When we talk about climate change today, we have to look at what the climate was previously like in order to recognise the natural variations and to be able to distinguish them from the human-induced changes. Researchers from the Niels Bohr Institute have analysed the natural climate variations over the last 12,000 years, during which we have had a warm interglacial period and they have looked back 5 million years to see the major features of the Earth’s climate. The research shows that not only is the weather chaotic, but the Earth’s climate is chaotic and can be difficult to predict. The results are published in the scientific journal, Nature Communications.
The Earth’s climate system is characterised by complex interactions between the atmosphere, oceans, ice sheets, landmasses and the biosphere (parts of the world with plant and animal life). Astronomical factors also play a role in relation to the great changes like the shift between ice ages, which typically lasts about 100,000 years and interglacial periods, which typically last about 10-12,000 years.
Climate repeats as fractals
“You can look at the climate as fractals, that is, patterns or structures that repeat in smaller and smaller versions indefinitely. If you are talking about 100-year storms, are there then 100 years between them? — Or do you suddenly find that there are three such storms over a short timespan? If you are talking about very hot summers, do they happen every tenth year or every fifth year? How large are the normal variations? — We have now investigated this,” explains Peter Ditlevsen, Associate Professor of Climate Physics at the Niels Bohr Institute at the University of Copenhagen. The research was done in collaboration with Zhi-Gang Shao from South China University, Guangzhou in Kina.
The researchers studied temperature measurements over the last 150 years, ice core data from Greenland from the interglacial period 12,000 years ago, for the ice age 120,000 years ago, ice core data from Antarctica, which goes back 800,000 years, as well as data from ocean sediment cores going back 5 million years.
“We only have about 150 years of direct measurements of temperature, so if, for example, we want to estimate how great of variations that can be expected over 100 years, we look at the temperature record for that period, but it cannot tell us what we can expect for the temperature record over 1000 years. But if we can determine the relationship between the variations in a given period, then we can make an estimate. These kinds of estimates are of great importance for safety assessments for structures and buildings that need to hold up well for a very long time, or for structures where severe weather could pose a security risk, such as drilling platforms or nuclear power plants.
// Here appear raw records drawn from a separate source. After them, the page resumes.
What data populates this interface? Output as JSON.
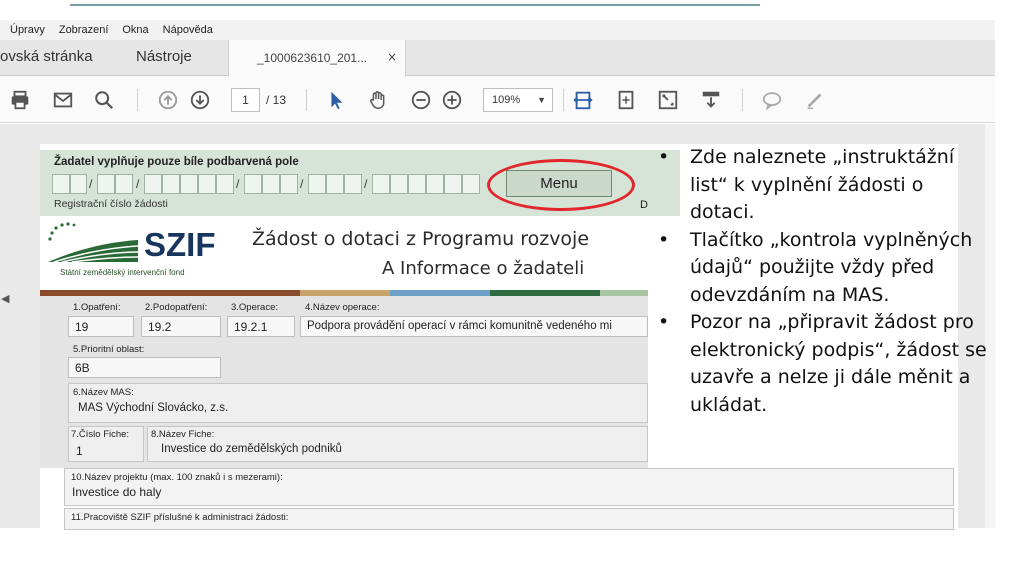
{
  "app": {
    "menu": [
      "Úpravy",
      "Zobrazení",
      "Okna",
      "Nápověda"
    ],
    "tabs": {
      "home": "ovská stránka",
      "tools": "Nástroje",
      "document": "_1000623610_201...",
      "close_glyph": "×"
    },
    "toolbar": {
      "page_current": "1",
      "page_total": "/ 13",
      "zoom": "109%",
      "icons": [
        "print-icon",
        "email-icon",
        "search-icon",
        "page-up-icon",
        "page-down-icon",
        "select-cursor-icon",
        "hand-tool-icon",
        "zoom-out-icon",
        "zoom-in-icon",
        "fit-width-icon",
        "fit-page-icon",
        "fullscreen-icon",
        "read-mode-icon",
        "comment-icon",
        "sign-icon"
      ]
    }
  },
  "form": {
    "header_note": "Žadatel vyplňuje pouze bíle podbarvená pole",
    "registration_label": "Registrační číslo žádosti",
    "menu_button": "Menu",
    "header_right_letter": "D",
    "logo_text": "SZIF",
    "logo_subtitle": "Státní zemědělský intervenční fond",
    "title": "Žádost o dotaci z Programu rozvoje",
    "subtitle": "A Informace o žadateli",
    "fields": {
      "opatreni_label": "1.Opatření:",
      "opatreni_value": "19",
      "podopatreni_label": "2.Podopatření:",
      "podopatreni_value": "19.2",
      "operace_label": "3.Operace:",
      "operace_value": "19.2.1",
      "nazev_operace_label": "4.Název operace:",
      "nazev_operace_value": "Podpora provádění operací v rámci komunitně vedeného mi",
      "prioritni_label": "5.Prioritní oblast:",
      "prioritni_value": "6B",
      "mas_label": "6.Název MAS:",
      "mas_value": "MAS Východní Slovácko, z.s.",
      "fiche_cislo_label": "7.Číslo Fiche:",
      "fiche_cislo_value": "1",
      "fiche_nazev_label": "8.Název Fiche:",
      "fiche_nazev_value": "Investice do zemědělských podniků",
      "projekt_label": "10.Název projektu (max. 100 znaků i s mezerami):",
      "projekt_value": "Investice do haly",
      "pracoviste_label": "11.Pracoviště SZIF příslušné k administraci žádosti:"
    },
    "colors": {
      "accent_red": "#e1262c",
      "header_green": "#d6e3d7",
      "bar": [
        "#8b4a2b",
        "#c8a46a",
        "#6b9fc7",
        "#2f6a40",
        "#a9c4a0"
      ]
    }
  },
  "notes": {
    "bullet": "•",
    "items": [
      "Zde naleznete „instruktážní list“ k vyplnění žádosti o dotaci.",
      "Tlačítko „kontrola vyplněných údajů“ použijte vždy před odevzdáním na MAS.",
      "Pozor na „připravit žádost pro elektronický podpis“, žádost se uzavře a nelze ji dále měnit a ukládat."
    ]
  }
}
We have now studied this by analysing both direct and indirect measurements back in time,” explains Peter Ditlevsen.
The research shows that the natural variations over a given period of time depends on the length of this period in the very particular way that is characteristic for fractals. This knowledge tells us something about how big we should expect the 1000-year storm to be in relation to the 100-year storm and how big the 100-year storm is expected to be in relation to the 10-year storm. They have further discovered that there is a difference in the fractal behaviour in the ice age climate and in the current warm interglacial climate.
Abrupt climate fluctuations during the ice age
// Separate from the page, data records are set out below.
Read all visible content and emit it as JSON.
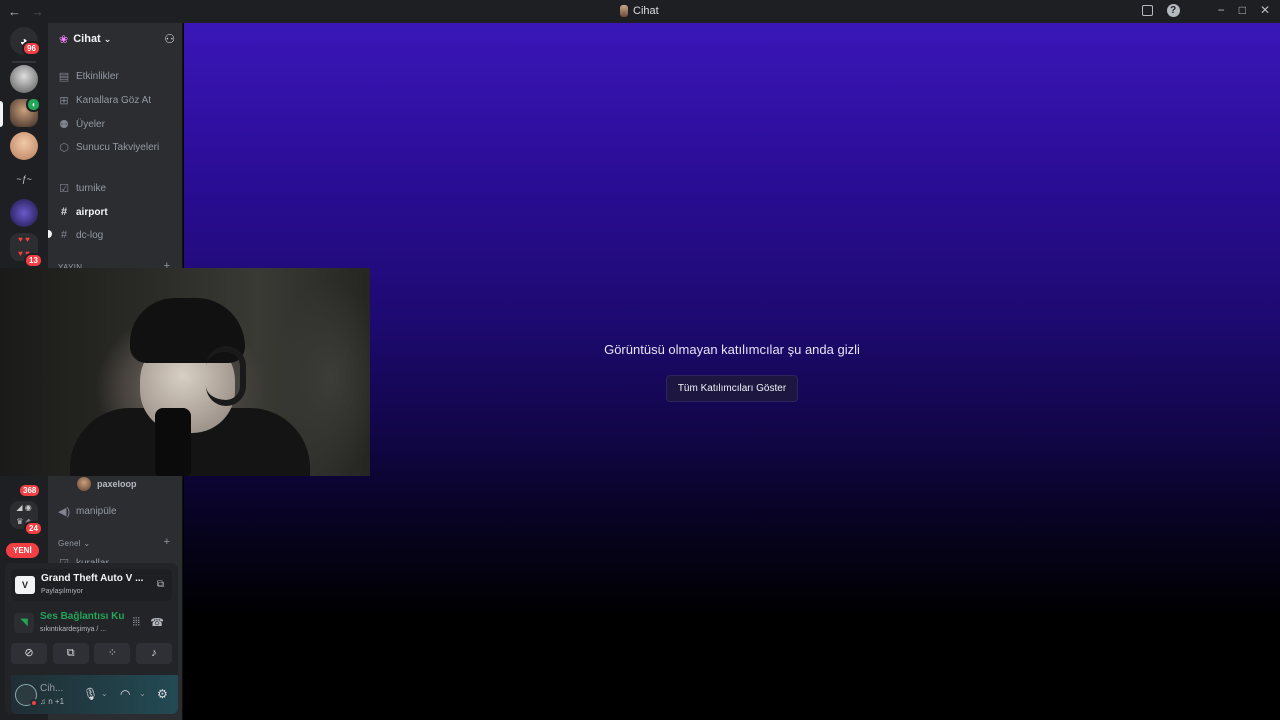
{
  "titlebar": {
    "back": "←",
    "forward": "→",
    "title": "Cihat",
    "minimize": "−",
    "maximize": "□",
    "close": "✕"
  },
  "rail": {
    "badges": {
      "dm": "96",
      "s7": "13",
      "s8": "368",
      "s9": "24"
    },
    "new_label": "YENİ"
  },
  "server": {
    "name": "Cihat"
  },
  "sidebar": {
    "top_items": [
      {
        "icon": "calendar-icon",
        "label": "Etkinlikler"
      },
      {
        "icon": "browse-channels-icon",
        "label": "Kanallara Göz At"
      },
      {
        "icon": "members-icon",
        "label": "Üyeler"
      },
      {
        "icon": "boost-icon",
        "label": "Sunucu Takviyeleri"
      }
    ],
    "channels": [
      {
        "icon": "rules-icon",
        "label": "turnike"
      },
      {
        "icon": "hash-icon",
        "label": "airport"
      },
      {
        "icon": "hash-icon",
        "label": "dc-log"
      }
    ],
    "category_yayin": "YAYIN",
    "voice_user": "paxeloop",
    "voice_channel": "manipüle",
    "category_genel": "Genel",
    "next_channel": "kurallar"
  },
  "activity": {
    "game": "Grand Theft Auto V ...",
    "game_status": "Paylaşılmıyor",
    "voice_title": "Ses Bağlantısı Ku",
    "voice_sub": "sıkıntıkardeşimya / ..."
  },
  "user": {
    "name": "Cih...",
    "status": "♫ n +1"
  },
  "stage": {
    "notice": "Görüntüsü olmayan katılımcılar şu anda gizli",
    "show_all": "Tüm Katılımcıları Göster"
  }
}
“We can see that the climate during an ice age has much greater fluctuations than the climate during an interglacial period. There has been speculation that the reason could be astronomical variations, but we can now rule this out as the large fluctuation during the ice age behave in the same ‘fractal’ way as the other natural fluctuations acr